[Interface dataset entries]
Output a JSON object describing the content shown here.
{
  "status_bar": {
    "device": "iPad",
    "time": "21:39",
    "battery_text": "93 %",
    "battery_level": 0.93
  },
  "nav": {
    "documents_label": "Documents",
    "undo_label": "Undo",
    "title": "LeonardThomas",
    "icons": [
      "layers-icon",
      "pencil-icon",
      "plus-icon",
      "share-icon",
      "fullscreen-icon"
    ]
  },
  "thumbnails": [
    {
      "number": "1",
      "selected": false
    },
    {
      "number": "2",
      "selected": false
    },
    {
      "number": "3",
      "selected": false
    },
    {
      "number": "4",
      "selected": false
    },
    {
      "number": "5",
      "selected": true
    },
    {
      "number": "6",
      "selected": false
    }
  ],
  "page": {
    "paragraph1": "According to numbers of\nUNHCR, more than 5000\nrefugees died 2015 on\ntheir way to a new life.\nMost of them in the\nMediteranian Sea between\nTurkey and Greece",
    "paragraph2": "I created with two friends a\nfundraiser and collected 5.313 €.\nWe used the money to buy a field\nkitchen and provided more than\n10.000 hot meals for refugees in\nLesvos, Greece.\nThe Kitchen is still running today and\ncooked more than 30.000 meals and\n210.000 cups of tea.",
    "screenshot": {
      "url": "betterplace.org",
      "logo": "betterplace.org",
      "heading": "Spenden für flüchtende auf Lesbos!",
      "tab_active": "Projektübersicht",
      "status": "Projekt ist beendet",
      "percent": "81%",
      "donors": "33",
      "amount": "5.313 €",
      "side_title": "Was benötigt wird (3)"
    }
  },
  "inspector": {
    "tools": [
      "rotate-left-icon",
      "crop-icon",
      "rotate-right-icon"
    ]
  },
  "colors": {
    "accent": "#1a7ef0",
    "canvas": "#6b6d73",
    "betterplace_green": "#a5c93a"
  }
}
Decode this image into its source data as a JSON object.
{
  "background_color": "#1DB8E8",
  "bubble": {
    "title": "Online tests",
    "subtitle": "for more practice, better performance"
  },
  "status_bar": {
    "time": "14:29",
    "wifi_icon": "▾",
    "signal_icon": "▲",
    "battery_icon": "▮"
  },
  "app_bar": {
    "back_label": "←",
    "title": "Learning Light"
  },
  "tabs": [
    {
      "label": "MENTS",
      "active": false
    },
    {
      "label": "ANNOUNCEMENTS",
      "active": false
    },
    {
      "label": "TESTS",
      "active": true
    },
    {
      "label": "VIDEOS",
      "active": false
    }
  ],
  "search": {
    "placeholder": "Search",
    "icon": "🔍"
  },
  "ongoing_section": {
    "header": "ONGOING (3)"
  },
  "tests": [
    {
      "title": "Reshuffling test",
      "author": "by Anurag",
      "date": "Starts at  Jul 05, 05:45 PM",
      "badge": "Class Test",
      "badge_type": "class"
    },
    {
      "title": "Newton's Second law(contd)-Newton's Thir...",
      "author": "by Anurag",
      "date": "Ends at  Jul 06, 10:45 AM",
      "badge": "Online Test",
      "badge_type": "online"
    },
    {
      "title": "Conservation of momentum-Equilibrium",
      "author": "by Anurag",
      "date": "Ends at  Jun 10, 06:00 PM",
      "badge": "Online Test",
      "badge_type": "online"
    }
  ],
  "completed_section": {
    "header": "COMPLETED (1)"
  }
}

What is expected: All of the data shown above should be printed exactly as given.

Exercise solution:
Output a JSON object describing the content shown here.
{
  "status_bar": {
    "device": "iPad",
    "time": "21:39",
    "battery_text": "93 %",
    "battery_level": 0.93
  },
  "nav": {
    "documents_label": "Documents",
    "undo_label": "Undo",
    "title": "LeonardThomas",
    "icons": [
      "layers-icon",
      "pencil-icon",
      "plus-icon",
      "share-icon",
      "fullscreen-icon"
    ]
  },
  "thumbnails": [
    {
      "number": "1",
      "selected": false
    },
    {
      "number": "2",
      "selected": false
    },
    {
      "number": "3",
      "selected": false
    },
    {
      "number": "4",
      "selected": false
    },
    {
      "number": "5",
      "selected": true
    },
    {
      "number": "6",
      "selected": false
    }
  ],
  "page": {
    "paragraph1": "According to numbers of\nUNHCR, more than 5000\nrefugees died 2015 on\ntheir way to a new life.\nMost of them in the\nMediteranian Sea between\nTurkey and Greece",
    "paragraph2": "I created with two friends a\nfundraiser and collected 5.313 €.\nWe used the money to buy a field\nkitchen and provided more than\n10.000 hot meals for refugees in\nLesvos, Greece.\nThe Kitchen is still running today and\ncooked more than 30.000 meals and\n210.000 cups of tea.",
    "screenshot": {
      "url": "betterplace.org",
      "logo": "betterplace.org",
      "heading": "Spenden für flüchtende auf Lesbos!",
      "tab_active": "Projektübersicht",
      "status": "Projekt ist beendet",
      "percent": "81%",
      "donors": "33",
      "amount": "5.313 €",
      "side_title": "Was benötigt wird (3)"
    }
  },
  "inspector": {
    "tools": [
      "rotate-left-icon",
      "crop-icon",
      "rotate-right-icon"
    ]
  },
  "colors": {
    "accent": "#1a7ef0",
    "canvas": "#6b6d73",
    "betterplace_green": "#a5c93a"
  }
}
Decode this image into its source data as a JSON object.
{
  "background_color": "#1DB8E8",
  "bubble": {
    "title": "Online tests",
    "subtitle": "for more practice, better performance"
  },
  "status_bar": {
    "time": "14:29",
    "wifi_icon": "▾",
    "signal_icon": "▲",
    "battery_icon": "▮"
  },
  "app_bar": {
    "back_label": "←",
    "title": "Learning Light"
  },
  "tabs": [
    {
      "label": "MENTS",
      "active": false
    },
    {
      "label": "ANNOUNCEMENTS",
      "active": false
    },
    {
      "label": "TESTS",
      "active": true
    },
    {
      "label": "VIDEOS",
      "active": false
    }
  ],
  "search": {
    "placeholder": "Search",
    "icon": "🔍"
  },
  "ongoing_section": {
    "header": "ONGOING (3)"
  },
  "tests": [
    {
      "title": "Reshuffling test",
      "author": "by Anurag",
      "date": "Starts at  Jul 05, 05:45 PM",
      "badge": "Class Test",
      "badge_type": "class"
    },
    {
      "title": "Newton's Second law(contd)-Newton's Thir...",
      "author": "by Anurag",
      "date": "Ends at  Jul 06, 10:45 AM",
      "badge": "Online Test",
      "badge_type": "online"
    },
    {
      "title": "Conservation of momentum-Equilibrium",
      "author": "by Anurag",
      "date": "Ends at  Jun 10, 06:00 PM",
      "badge": "Online Test",
      "badge_type": "online"
    }
  ],
  "completed_section": {
    "header": "COMPLETED (1)"
  }
}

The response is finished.